The first piece of understanding this trend is to note that this is not a new thing. There has always been some version of an influencer filming themselves and taking viewers through their day. This became really popular on YouTube during the early 2010’s. Vlogging and story time YouTubers seemed to grow hand in hand, with influencers like Tana Mongeau, Gabbie Hanna, and others at the forefront of the trend. Videos about daily makeup routines, de-cluttering, and just general life vlogs began to flood the YouTube recommended page. 

Another important aspect of these videos came from the rapid growth of the online beauty community — this introduced a consumeristic appeal. Massive “haul” videos and reviews became popular, leading to the growth of beauty influencers like James Charles. These influencers would review makeup on a consistent basis, leading to huge amounts of inventory, which they would eventually use for other types of content (often de-cluttering and best or worst product videos).

This trend eventually made its way to Instagram, where short-form versions of these videos flourished, indicating that there is a demand for short-form vlogs. Shortly after, TikTok came along; the peak of short-form video content. Although dances, thirst traps, and other trends ruled the platform initially — GRWM’s eventually came to claim their own little corner.

GRWM’s are an interesting mesh of both the short-form content and product reviews that were so popular on Youtube. Instead of watching a 10-minute video of someone reviewing makeup while updating on their life, it can be done in one minute. You can get the punchy stories of Karens taking over the workplace while also getting advice on what eye cream you need to get rid of your under-eye circles. What more do you need when you’re scrolling?

There is also a parasocial relationship created with these TikTok influencers. Unlike celebrities, these influences could be your friend; thus, there is an idea that viewers can trust what they say — especially if these influencers overshare some of their life details.

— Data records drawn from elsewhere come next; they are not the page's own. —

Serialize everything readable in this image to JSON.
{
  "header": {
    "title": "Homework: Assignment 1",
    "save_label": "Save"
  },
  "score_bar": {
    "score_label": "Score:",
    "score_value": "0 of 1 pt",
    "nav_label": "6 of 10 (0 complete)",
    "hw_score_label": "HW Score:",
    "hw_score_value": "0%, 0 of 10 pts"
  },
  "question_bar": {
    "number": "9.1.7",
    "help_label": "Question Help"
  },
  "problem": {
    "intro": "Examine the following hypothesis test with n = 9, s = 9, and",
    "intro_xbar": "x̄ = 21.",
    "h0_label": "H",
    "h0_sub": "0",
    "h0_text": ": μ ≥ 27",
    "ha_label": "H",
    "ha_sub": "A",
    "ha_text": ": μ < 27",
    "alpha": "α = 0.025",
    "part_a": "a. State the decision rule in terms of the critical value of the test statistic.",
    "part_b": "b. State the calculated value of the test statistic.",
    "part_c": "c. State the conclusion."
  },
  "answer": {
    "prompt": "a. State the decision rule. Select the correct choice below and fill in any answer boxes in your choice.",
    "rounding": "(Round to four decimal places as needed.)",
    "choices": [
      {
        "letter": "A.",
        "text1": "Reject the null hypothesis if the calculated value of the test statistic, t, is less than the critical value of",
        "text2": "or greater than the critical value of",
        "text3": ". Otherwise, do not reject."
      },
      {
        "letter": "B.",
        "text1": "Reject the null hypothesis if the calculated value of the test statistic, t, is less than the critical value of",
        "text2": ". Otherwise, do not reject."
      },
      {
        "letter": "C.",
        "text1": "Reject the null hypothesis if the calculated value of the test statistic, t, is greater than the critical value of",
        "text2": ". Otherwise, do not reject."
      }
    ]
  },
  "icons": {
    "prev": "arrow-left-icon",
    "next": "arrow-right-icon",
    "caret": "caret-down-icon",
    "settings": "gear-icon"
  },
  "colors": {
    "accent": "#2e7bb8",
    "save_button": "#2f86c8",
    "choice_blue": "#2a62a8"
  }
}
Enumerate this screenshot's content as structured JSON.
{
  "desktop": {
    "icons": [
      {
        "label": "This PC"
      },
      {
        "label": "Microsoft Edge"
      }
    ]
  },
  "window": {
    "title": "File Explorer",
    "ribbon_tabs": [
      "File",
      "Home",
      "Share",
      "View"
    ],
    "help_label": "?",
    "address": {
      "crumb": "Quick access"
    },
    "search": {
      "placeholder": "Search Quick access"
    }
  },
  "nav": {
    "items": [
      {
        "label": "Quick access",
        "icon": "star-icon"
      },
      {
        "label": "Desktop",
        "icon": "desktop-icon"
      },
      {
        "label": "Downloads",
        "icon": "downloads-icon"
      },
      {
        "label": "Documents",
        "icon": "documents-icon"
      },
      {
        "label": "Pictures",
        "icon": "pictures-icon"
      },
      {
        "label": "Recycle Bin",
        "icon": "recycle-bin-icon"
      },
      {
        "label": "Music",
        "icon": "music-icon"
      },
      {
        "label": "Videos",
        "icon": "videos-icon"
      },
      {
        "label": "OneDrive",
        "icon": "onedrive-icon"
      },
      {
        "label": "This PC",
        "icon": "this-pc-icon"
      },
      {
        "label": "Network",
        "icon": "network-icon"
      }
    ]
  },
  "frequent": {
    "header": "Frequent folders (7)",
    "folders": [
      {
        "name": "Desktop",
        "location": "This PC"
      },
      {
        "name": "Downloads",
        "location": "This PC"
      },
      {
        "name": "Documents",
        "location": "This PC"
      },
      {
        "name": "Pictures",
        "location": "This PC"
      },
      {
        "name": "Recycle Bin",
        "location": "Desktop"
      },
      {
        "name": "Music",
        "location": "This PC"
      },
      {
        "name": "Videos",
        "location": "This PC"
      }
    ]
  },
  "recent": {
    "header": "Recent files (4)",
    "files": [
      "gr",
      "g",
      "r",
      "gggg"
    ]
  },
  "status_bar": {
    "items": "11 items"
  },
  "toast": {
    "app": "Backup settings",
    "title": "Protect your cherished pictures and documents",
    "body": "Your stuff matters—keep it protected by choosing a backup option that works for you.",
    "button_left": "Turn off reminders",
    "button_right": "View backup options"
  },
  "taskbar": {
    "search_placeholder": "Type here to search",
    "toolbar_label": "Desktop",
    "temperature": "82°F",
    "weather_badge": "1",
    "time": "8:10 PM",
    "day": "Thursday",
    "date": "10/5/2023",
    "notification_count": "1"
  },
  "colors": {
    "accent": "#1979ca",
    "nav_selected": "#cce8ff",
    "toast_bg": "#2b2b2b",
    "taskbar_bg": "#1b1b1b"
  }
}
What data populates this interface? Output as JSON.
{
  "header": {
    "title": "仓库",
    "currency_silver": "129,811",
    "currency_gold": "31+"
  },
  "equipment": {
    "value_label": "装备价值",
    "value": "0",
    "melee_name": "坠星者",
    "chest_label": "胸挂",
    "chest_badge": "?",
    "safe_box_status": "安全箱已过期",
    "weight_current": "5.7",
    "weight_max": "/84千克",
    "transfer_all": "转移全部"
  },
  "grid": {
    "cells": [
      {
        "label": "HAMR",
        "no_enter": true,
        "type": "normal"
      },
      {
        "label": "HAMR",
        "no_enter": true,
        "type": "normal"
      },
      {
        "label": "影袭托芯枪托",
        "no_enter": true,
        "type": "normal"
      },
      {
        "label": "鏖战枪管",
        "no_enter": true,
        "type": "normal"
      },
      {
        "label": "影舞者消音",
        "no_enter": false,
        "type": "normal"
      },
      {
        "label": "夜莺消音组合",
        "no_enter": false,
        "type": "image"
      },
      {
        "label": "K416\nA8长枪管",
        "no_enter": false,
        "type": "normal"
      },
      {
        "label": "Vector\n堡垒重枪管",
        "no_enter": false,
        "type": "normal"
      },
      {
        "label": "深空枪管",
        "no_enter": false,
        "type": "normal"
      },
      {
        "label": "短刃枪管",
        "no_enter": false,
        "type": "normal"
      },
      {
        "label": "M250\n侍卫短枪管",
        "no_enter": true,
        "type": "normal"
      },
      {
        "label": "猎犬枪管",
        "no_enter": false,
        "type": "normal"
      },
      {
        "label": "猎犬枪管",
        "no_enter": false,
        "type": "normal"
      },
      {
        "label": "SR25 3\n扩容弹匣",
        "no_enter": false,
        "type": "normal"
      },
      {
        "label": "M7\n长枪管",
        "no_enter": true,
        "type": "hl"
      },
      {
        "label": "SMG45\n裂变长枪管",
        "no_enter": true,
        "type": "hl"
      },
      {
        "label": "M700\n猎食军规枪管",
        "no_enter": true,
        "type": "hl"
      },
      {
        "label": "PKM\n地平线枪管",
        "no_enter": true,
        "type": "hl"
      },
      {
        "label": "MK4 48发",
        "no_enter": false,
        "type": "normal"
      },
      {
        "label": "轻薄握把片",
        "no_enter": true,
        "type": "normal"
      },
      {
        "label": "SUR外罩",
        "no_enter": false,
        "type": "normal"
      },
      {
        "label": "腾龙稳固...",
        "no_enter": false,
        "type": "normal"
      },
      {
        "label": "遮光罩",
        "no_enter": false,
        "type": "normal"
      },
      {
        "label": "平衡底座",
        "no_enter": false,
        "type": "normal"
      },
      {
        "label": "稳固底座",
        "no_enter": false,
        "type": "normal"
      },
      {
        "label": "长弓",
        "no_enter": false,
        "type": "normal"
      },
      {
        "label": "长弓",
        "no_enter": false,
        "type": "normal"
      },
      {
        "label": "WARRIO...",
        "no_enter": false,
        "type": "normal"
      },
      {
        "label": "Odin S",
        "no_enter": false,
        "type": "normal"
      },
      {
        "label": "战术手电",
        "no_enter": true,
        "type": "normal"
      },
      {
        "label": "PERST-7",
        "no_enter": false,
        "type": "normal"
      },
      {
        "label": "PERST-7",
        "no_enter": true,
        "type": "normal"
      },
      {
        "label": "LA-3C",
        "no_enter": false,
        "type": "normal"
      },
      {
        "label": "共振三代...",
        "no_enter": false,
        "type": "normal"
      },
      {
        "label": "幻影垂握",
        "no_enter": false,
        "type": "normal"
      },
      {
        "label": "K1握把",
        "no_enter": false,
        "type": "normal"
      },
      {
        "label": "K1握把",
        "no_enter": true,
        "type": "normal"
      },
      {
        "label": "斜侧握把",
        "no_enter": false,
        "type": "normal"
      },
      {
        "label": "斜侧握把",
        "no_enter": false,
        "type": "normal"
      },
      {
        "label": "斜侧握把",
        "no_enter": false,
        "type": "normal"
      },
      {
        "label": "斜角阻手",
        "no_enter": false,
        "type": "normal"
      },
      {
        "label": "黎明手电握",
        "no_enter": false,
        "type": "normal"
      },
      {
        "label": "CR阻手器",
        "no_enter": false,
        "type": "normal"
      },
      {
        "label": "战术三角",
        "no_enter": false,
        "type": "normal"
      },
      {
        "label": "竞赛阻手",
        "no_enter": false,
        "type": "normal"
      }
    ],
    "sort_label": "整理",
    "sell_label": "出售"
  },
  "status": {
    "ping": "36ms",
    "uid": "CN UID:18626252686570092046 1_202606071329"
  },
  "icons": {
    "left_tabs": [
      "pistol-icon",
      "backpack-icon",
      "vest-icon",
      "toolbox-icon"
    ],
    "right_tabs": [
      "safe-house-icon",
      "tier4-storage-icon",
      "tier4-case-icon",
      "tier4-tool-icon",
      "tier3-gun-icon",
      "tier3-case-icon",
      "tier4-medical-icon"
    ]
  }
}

During COVID-19, there was a boom in e-commerce. Everyone was buying online, and the skincare and haircare industries benefitted greatly from this. This focus on the beauty world combined with everyone’s desire to improve skin health led to a sudden rise of skincare content on TikTok. And these skincare videos presented themselves in the form of GRWM videos.

So what does this mean for the future of GRWM videos?

Right now, we’re seeing a trend on de-influencing — pushing back against the consumerist interest in these videos. Despite this, I don’t think these videos will be going anywhere anytime soon. For one reason or another, we are drawn to these influencers. We want to learn more about them, what they do, and how they look the way they do. Add to this our collective fascination with getting the newest thing, and you have a trend that will outlast whatever platform it finds itself on next.